Apollo 15 was the first of the Apollo ‘J’ missions capable of a longer stay time on the Moon and greater surface mobility. There were four primary objectives falling in the general categories of lunar surface science, lunar orbital science, and engineering-operational. The mission objectives were to explore the Hadley-Apennine region, set up and activate lunar surface scientific experiments, make engineering evaluations of new Apollo equipment, and conduct lunar orbital experiments and photographic tasks.
Apollo 15 was the ninth crewed mission in the US Apollo program, and the fourth mission to land on the Moon. Apollo 15 saw the first use of the Lunar Roving Vehicle.
Al’s Apollo 15 Transposition, Docking and Extraction of the Lunar Module
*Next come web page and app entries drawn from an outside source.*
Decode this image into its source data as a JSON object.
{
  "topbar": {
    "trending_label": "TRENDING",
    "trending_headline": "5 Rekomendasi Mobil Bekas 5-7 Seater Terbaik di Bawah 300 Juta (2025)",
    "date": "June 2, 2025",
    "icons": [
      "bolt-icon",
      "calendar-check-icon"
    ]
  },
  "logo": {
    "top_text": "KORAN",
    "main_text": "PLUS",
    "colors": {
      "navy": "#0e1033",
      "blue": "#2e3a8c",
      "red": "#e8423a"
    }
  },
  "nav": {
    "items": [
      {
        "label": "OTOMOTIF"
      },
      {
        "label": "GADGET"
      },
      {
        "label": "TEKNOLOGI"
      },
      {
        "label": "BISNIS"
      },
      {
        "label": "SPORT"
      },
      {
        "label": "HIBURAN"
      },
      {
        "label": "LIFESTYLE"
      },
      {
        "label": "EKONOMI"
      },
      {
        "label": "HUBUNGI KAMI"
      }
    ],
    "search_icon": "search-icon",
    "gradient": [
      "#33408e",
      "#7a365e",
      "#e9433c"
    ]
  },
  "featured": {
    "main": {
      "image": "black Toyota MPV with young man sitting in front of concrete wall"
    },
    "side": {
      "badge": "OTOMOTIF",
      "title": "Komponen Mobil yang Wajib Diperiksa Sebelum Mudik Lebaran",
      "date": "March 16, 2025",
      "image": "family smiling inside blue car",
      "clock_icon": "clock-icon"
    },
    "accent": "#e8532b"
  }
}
The mission launched on July 26, 1971, and splashed down on August 7, with the lunar surface exploration taking place between July 30 and August 2. Commander David Scott and Lunar Module Pilot James Irwin landed near Hadley Rille and explored the local area using the rover, allowing them to travel further from the lunar module than had been possible on previous missions. They spent 181⁄2 hours on the Moon’s surface on extravehicular activity (EVA), and collected 170 pounds (77 kg) of surface material.
At the same time, Command Module Pilot Alfred Worden orbited the Moon, operating the sensors in the SIM bay of the service module. This suite of instruments collected data on the Moon and its environment using a panoramic camera, a gamma-ray spectrometer, a mapping camera, a laser altimeter, a mass spectrometer, and a lunar subsatellite deployed at the end of the moonwalks. The lunar module returned safely to the command module, and at the end of Apollo 15’s 74th lunar orbit the engine was fired for the journey home. During the return trip Al Worden performed the first deep space spacewalk.
Al Worden’s Deep Space EVA
The Apollo 15 mission splashed down safely on August 7 despite the loss of one of its three parachutes.
Al Worden often recounted: “I could see fuel leaking as we descended, which disintegrated the first parachute on contact. I also watched as holes started to appear in the second. Thankfully we splashed down before another chute failed.”
The mission accomplished its goals but was marred by negative publicity the following year when it emerged that the crew had carried unauthorized postal covers to the lunar surface, some of which were sold by a West German stamp dealer. The members of the crew were reprimanded for poor judgment, and did not fly in space again. Apollo 15 is also remembered for the discovery of the Genesis Rock, and for Scott’s use of a hammer and a feather to validate Galileo’s theory that absent air resistance, objects drop at the same rate due to gravity.